Communications are vital to 116th Infantry Brigade Combat Team warfighters

Soldiers assigned to the Fredericksburg-based Headquarters Company, 116th Brigade Special Troops Battalion, 116th Infantry Regiment, 116th Infantry Brigade Combat Team operate a Joint Network node Feb. 8, 2015, as part of the brigade's statewide communications exercise.

Soldiers assigned to the Fredericksburg-based Headquarters Company, 116th Brigade Special Troops Battalion, 116th Infantry Regiment, 116th Infantry Brigade Combat Team operate a Joint Network Node Feb. 8, 2015, as part of the brigade’s statewide communications exercise.

STAUNTON, Va. — “Net call Stonewall Six, who is on the line?”

These words were spoken Feb. 8, 2015, over the 116th Infantry Brigade Combat Team’s multi-million dollar communications system by Col. William Coffin in his first commander’s call since taking command of the brigade in August. The call lasted approximately 20 minutes, during which Coffin was able to communicate clearly with his subordinate battalion commanders to receive an update on the weekend’s activities. This exercise is just one step in preparation for a brigade-wide Multi-echelon Integrated Brigade Training exercise in June at Fort Drum, N.Y.

The MiBT exercise will be a large-scale training and validation operation in conjunction with the 188th Infantry Brigade, First Army, based in Fort Stewart, Ga. Having a reliable communication network will be vital to the 116th IBCT’s success in June. In preparation, the communication section of the Staunton-based Headquarters Company has been running continuous exercises over drill weekends. These Soldiers work long hours on drill weekends, frequently working shifts overnight to maintain radios and networks for the entire brigade.

Unlike their active-duty counterparts, these communication specialists have relatively little time to complete their training exercises. In order for these Soldiers to make the most of the time allotted, the section is conducting innovative training to maximize time and resources.

Setting up the infrastructure of a communications center is one of the most time-consuming tasks and does not require these troops to train on their occupational specialty.
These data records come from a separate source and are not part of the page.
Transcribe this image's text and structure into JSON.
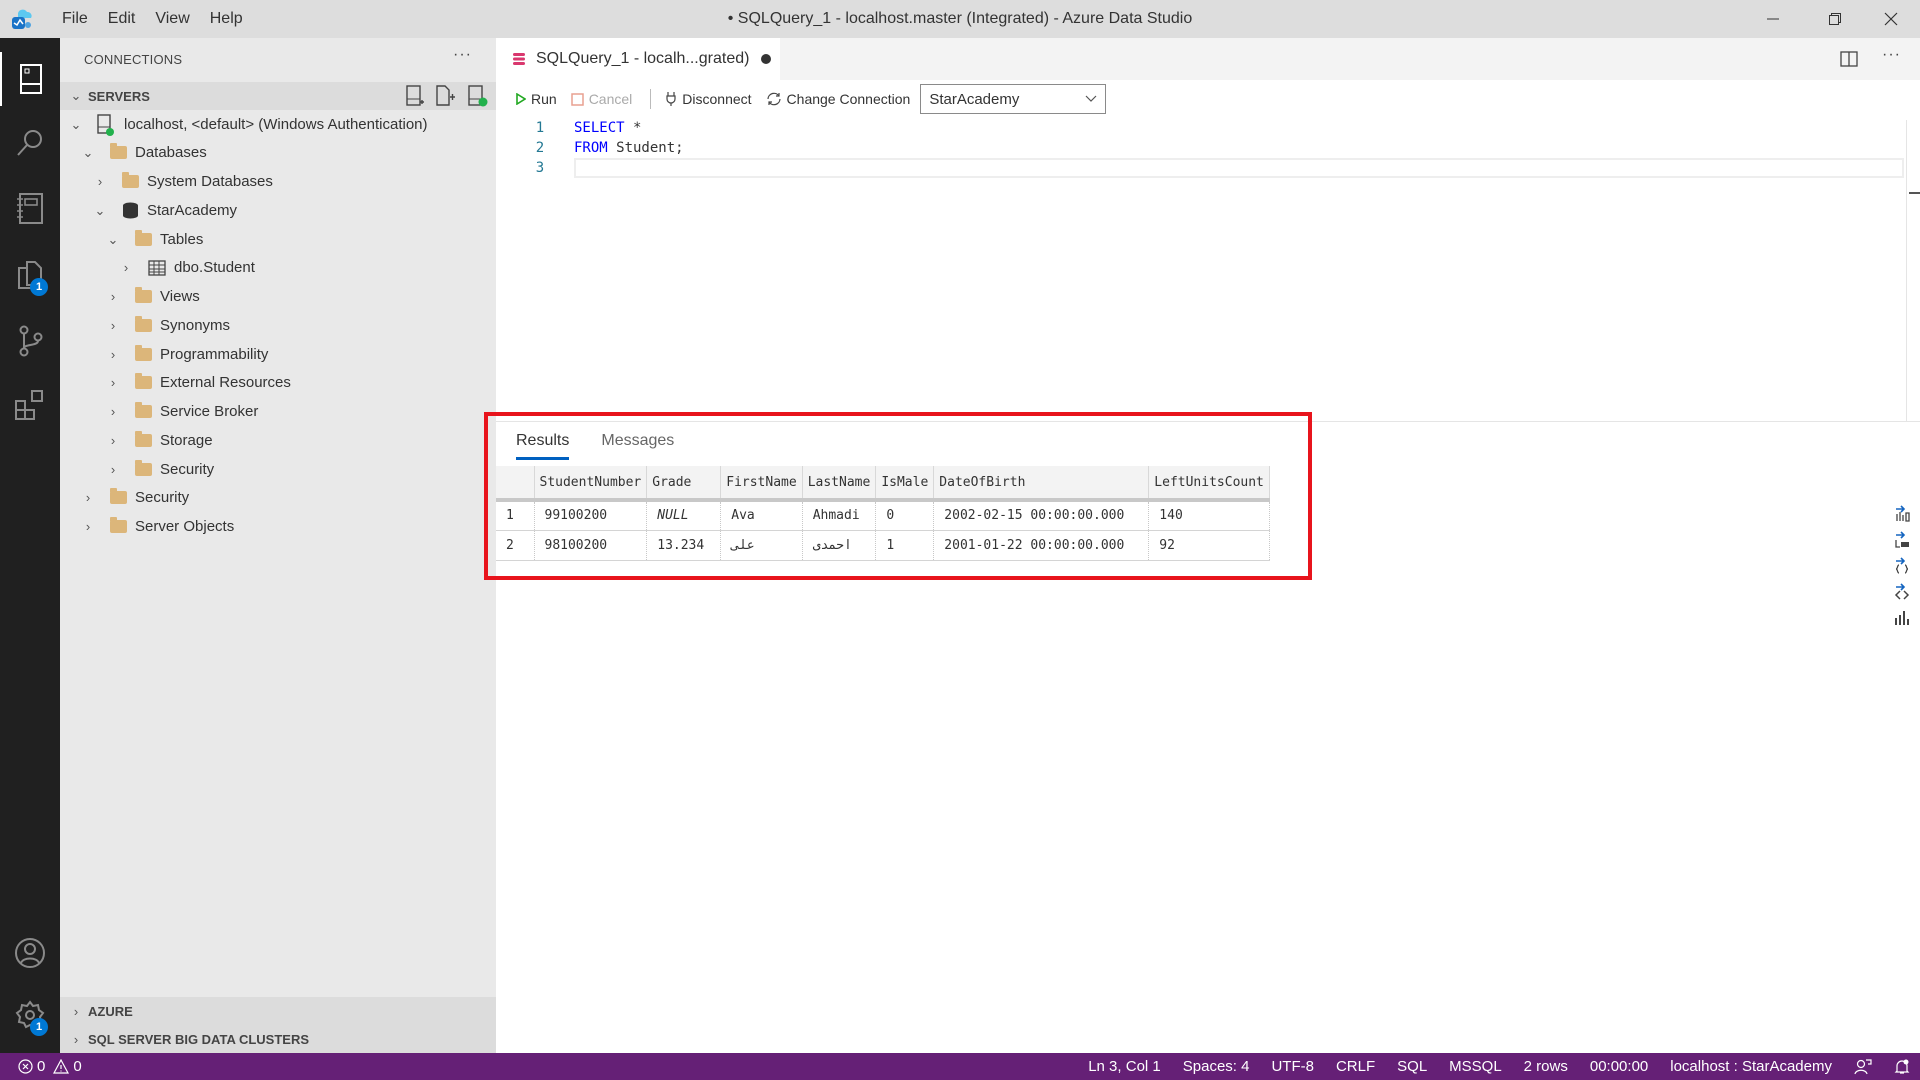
{
  "titlebar": {
    "menus": [
      "File",
      "Edit",
      "View",
      "Help"
    ],
    "title": "• SQLQuery_1 - localhost.master (Integrated) - Azure Data Studio",
    "minimize": "—",
    "restore": "❐",
    "close": "✕"
  },
  "activitybar": {
    "items": [
      "connections-icon",
      "search-icon",
      "notebooks-icon",
      "explorer-icon",
      "source-control-icon",
      "extensions-icon"
    ],
    "explorer_badge": "1",
    "settings_badge": "1"
  },
  "sidebar": {
    "title": "CONNECTIONS",
    "more": "···",
    "servers_header": "SERVERS",
    "tree": [
      {
        "label": "localhost, <default> (Windows Authentication)",
        "icon": "server",
        "state": "expanded"
      },
      {
        "label": "Databases",
        "icon": "folder",
        "state": "expanded"
      },
      {
        "label": "System Databases",
        "icon": "folder",
        "state": "collapsed"
      },
      {
        "label": "StarAcademy",
        "icon": "database",
        "state": "expanded"
      },
      {
        "label": "Tables",
        "icon": "folder",
        "state": "expanded"
      },
      {
        "label": "dbo.Student",
        "icon": "table",
        "state": "collapsed"
      },
      {
        "label": "Views",
        "icon": "folder",
        "state": "collapsed"
      },
      {
        "label": "Synonyms",
        "icon": "folder",
        "state": "collapsed"
      },
      {
        "label": "Programmability",
        "icon": "folder",
        "state": "collapsed"
      },
      {
        "label": "External Resources",
        "icon": "folder",
        "state": "collapsed"
      },
      {
        "label": "Service Broker",
        "icon": "folder",
        "state": "collapsed"
      },
      {
        "label": "Storage",
        "icon": "folder",
        "state": "collapsed"
      },
      {
        "label": "Security",
        "icon": "folder",
        "state": "collapsed"
      },
      {
        "label": "Security",
        "icon": "folder",
        "state": "collapsed"
      },
      {
        "label": "Server Objects",
        "icon": "folder",
        "state": "collapsed"
      }
    ],
    "azure_header": "AZURE",
    "bdc_header": "SQL SERVER BIG DATA CLUSTERS"
  },
  "editor": {
    "tab_label": "SQLQuery_1 - localh...grated)",
    "toolbar": {
      "run": "Run",
      "cancel": "Cancel",
      "disconnect": "Disconnect",
      "change_connection": "Change Connection",
      "database": "StarAcademy"
    },
    "lines": [
      {
        "n": "1",
        "kw": "SELECT",
        "rest": " *"
      },
      {
        "n": "2",
        "kw": "FROM",
        "rest": " Student;"
      },
      {
        "n": "3",
        "kw": "",
        "rest": ""
      }
    ]
  },
  "results": {
    "tabs": [
      "Results",
      "Messages"
    ],
    "columns": [
      "StudentNumber",
      "Grade",
      "FirstName",
      "LastName",
      "IsMale",
      "DateOfBirth",
      "LeftUnitsCount"
    ],
    "rows": [
      [
        "1",
        "99100200",
        "NULL",
        "Ava",
        "Ahmadi",
        "0",
        "2002-02-15 00:00:00.000",
        "140"
      ],
      [
        "2",
        "98100200",
        "13.234",
        "علی",
        "احمدی",
        "1",
        "2001-01-22 00:00:00.000",
        "92"
      ]
    ],
    "side_actions": [
      "save-as-csv-icon",
      "save-as-excel-icon",
      "save-as-json-icon",
      "save-as-xml-icon",
      "chart-icon"
    ]
  },
  "statusbar": {
    "errors": "0",
    "warnings": "0",
    "position": "Ln 3, Col 1",
    "spaces": "Spaces: 4",
    "encoding": "UTF-8",
    "eol": "CRLF",
    "language": "SQL",
    "provider": "MSSQL",
    "rows": "2 rows",
    "elapsed": "00:00:00",
    "connection": "localhost : StarAcademy"
  },
  "colors": {
    "statusbar": "#652076",
    "accent": "#0078d4",
    "highlight_box": "#e8141c",
    "keyword": "#0000ff"
  }
}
By eliminating the setting up of tents and using buildings the section is able to cut in half the amount of time it takes to establish a hub.

Some of the communications specialists were dispersed throughout the state working with battalion headquarters ensuring that they were up and running, troubleshooting when problems arose and providing onsite training.

By using Soldiers to act as field service representatives, a role normally performed by civilian contractors, we were able to save the brigade approximately $5,000 for the drill weekend, said Maj. Shawn Vergott, the officer-in-charge of the communication section.

“The classified network, which can support more than 100 users from eight locations, gives the brigade commander a common operating picture on the battlefield,” said Staff Sgt. Christopher Kellogg, Information Tech Team Chief for the section. “The tactical system’s servers allow units to publish data, maps, and products to the command post. The servers also allow units to communicate via secure email and phone calls.”

These monthly communication exercises allow Soldiers to increase proficiency at their jobs and validate that the systems are working so they are ready should any major event arise, said Kellogg.

From their central hub, Soldiers were on the radio with another unit more than 200 miles away in Portsmouth, Va. This verifies that they are ready to provide reliable communication services to responding troops throughout the commonwealth in a state active-duty mission.

“The spirit here is to build a team,” said Vergott. “We actually get to exercise the job we do down range, every drill weekend. And not as a simulation, but a true pass/ fail evaluation of our core skills.”

Related posts: